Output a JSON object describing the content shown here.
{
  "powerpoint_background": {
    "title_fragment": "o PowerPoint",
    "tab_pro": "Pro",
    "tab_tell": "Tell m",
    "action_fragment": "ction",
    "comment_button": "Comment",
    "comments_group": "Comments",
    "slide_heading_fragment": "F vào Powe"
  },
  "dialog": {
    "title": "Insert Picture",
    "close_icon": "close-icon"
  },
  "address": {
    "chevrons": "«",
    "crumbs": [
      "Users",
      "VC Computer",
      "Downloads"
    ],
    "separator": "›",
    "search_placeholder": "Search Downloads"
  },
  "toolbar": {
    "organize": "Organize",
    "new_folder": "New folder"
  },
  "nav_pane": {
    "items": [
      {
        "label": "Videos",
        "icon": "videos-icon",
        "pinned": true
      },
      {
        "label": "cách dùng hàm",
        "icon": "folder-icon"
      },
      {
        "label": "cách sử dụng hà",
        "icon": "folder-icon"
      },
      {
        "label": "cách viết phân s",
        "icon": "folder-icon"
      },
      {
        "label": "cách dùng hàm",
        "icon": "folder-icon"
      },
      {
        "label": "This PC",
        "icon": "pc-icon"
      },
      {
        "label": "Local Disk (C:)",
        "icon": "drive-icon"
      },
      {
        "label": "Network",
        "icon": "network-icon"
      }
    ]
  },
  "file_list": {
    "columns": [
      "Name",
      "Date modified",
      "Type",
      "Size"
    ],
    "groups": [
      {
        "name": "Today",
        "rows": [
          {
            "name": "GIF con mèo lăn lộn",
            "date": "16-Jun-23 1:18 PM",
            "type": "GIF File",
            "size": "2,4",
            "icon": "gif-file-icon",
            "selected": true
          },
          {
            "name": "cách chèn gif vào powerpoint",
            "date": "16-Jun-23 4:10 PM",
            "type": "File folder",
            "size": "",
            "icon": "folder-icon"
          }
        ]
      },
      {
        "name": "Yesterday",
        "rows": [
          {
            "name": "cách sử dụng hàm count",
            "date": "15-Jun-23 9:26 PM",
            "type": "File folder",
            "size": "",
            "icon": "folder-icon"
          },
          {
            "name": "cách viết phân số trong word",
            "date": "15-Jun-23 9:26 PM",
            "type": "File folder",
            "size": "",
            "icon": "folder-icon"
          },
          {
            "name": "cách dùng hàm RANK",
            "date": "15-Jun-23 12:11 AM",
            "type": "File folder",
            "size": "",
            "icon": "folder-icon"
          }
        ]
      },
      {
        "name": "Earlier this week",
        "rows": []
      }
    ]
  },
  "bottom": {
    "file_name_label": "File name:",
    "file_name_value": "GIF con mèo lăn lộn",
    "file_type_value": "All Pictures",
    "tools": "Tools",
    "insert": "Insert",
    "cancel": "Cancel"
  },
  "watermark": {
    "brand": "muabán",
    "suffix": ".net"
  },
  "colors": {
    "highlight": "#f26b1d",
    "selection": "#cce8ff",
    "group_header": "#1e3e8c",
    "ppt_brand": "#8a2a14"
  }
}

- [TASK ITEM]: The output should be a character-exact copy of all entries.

- [RESPONSE TO THE TASK]:
Output a JSON object describing the content shown here.
{
  "powerpoint_background": {
    "title_fragment": "o PowerPoint",
    "tab_pro": "Pro",
    "tab_tell": "Tell m",
    "action_fragment": "ction",
    "comment_button": "Comment",
    "comments_group": "Comments",
    "slide_heading_fragment": "F vào Powe"
  },
  "dialog": {
    "title": "Insert Picture",
    "close_icon": "close-icon"
  },
  "address": {
    "chevrons": "«",
    "crumbs": [
      "Users",
      "VC Computer",
      "Downloads"
    ],
    "separator": "›",
    "search_placeholder": "Search Downloads"
  },
  "toolbar": {
    "organize": "Organize",
    "new_folder": "New folder"
  },
  "nav_pane": {
    "items": [
      {
        "label": "Videos",
        "icon": "videos-icon",
        "pinned": true
      },
      {
        "label": "cách dùng hàm",
        "icon": "folder-icon"
      },
      {
        "label": "cách sử dụng hà",
        "icon": "folder-icon"
      },
      {
        "label": "cách viết phân s",
        "icon": "folder-icon"
      },
      {
        "label": "cách dùng hàm",
        "icon": "folder-icon"
      },
      {
        "label": "This PC",
        "icon": "pc-icon"
      },
      {
        "label": "Local Disk (C:)",
        "icon": "drive-icon"
      },
      {
        "label": "Network",
        "icon": "network-icon"
      }
    ]
  },
  "file_list": {
    "columns": [
      "Name",
      "Date modified",
      "Type",
      "Size"
    ],
    "groups": [
      {
        "name": "Today",
        "rows": [
          {
            "name": "GIF con mèo lăn lộn",
            "date": "16-Jun-23 1:18 PM",
            "type": "GIF File",
            "size": "2,4",
            "icon": "gif-file-icon",
            "selected": true
          },
          {
            "name": "cách chèn gif vào powerpoint",
            "date": "16-Jun-23 4:10 PM",
            "type": "File folder",
            "size": "",
            "icon": "folder-icon"
          }
        ]
      },
      {
        "name": "Yesterday",
        "rows": [
          {
            "name": "cách sử dụng hàm count",
            "date": "15-Jun-23 9:26 PM",
            "type": "File folder",
            "size": "",
            "icon": "folder-icon"
          },
          {
            "name": "cách viết phân số trong word",
            "date": "15-Jun-23 9:26 PM",
            "type": "File folder",
            "size": "",
            "icon": "folder-icon"
          },
          {
            "name": "cách dùng hàm RANK",
            "date": "15-Jun-23 12:11 AM",
            "type": "File folder",
            "size": "",
            "icon": "folder-icon"
          }
        ]
      },
      {
        "name": "Earlier this week",
        "rows": []
      }
    ]
  },
  "bottom": {
    "file_name_label": "File name:",
    "file_name_value": "GIF con mèo lăn lộn",
    "file_type_value": "All Pictures",
    "tools": "Tools",
    "insert": "Insert",
    "cancel": "Cancel"
  },
  "watermark": {
    "brand": "muabán",
    "suffix": ".net"
  },
  "colors": {
    "highlight": "#f26b1d",
    "selection": "#cce8ff",
    "group_header": "#1e3e8c",
    "ppt_brand": "#8a2a14"
  }
}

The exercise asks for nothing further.